━━ Material for this exercise ━━
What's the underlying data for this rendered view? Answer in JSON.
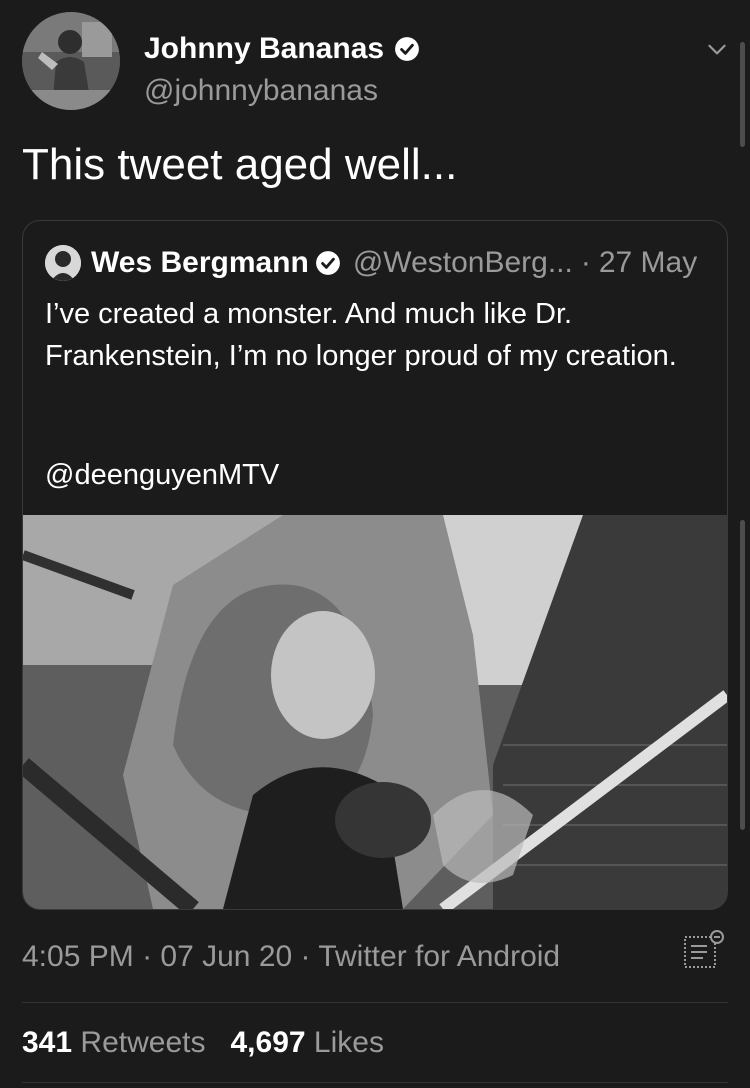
{
  "author": {
    "display_name": "Johnny Bananas",
    "handle": "@johnnybananas",
    "verified_icon": "verified-badge-icon"
  },
  "tweet": {
    "text": "This tweet aged well..."
  },
  "quote": {
    "display_name": "Wes Bergmann",
    "handle": "@WestonBerg...",
    "separator": "·",
    "date": "27 May",
    "text": "I’ve created a monster. And much like Dr. Frankenstein, I’m no longer proud of my creation.",
    "mention": "@deenguyenMTV"
  },
  "meta": {
    "time": "4:05 PM",
    "date": "07 Jun 20",
    "source": "Twitter for Android",
    "separator": "·"
  },
  "stats": {
    "retweets_count": "341",
    "retweets_label": "Retweets",
    "likes_count": "4,697",
    "likes_label": "Likes"
  },
  "colors": {
    "background": "#1b1b1b",
    "text_primary": "#ffffff",
    "text_secondary": "#9a9a9a"
  }
}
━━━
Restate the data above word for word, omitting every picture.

What's the underlying data for this rendered view? Answer in JSON.
{
  "author": {
    "display_name": "Johnny Bananas",
    "handle": "@johnnybananas",
    "verified_icon": "verified-badge-icon"
  },
  "tweet": {
    "text": "This tweet aged well..."
  },
  "quote": {
    "display_name": "Wes Bergmann",
    "handle": "@WestonBerg...",
    "separator": "·",
    "date": "27 May",
    "text": "I’ve created a monster. And much like Dr. Frankenstein, I’m no longer proud of my creation.",
    "mention": "@deenguyenMTV"
  },
  "meta": {
    "time": "4:05 PM",
    "date": "07 Jun 20",
    "source": "Twitter for Android",
    "separator": "·"
  },
  "stats": {
    "retweets_count": "341",
    "retweets_label": "Retweets",
    "likes_count": "4,697",
    "likes_label": "Likes"
  },
  "colors": {
    "background": "#1b1b1b",
    "text_primary": "#ffffff",
    "text_secondary": "#9a9a9a"
  }
}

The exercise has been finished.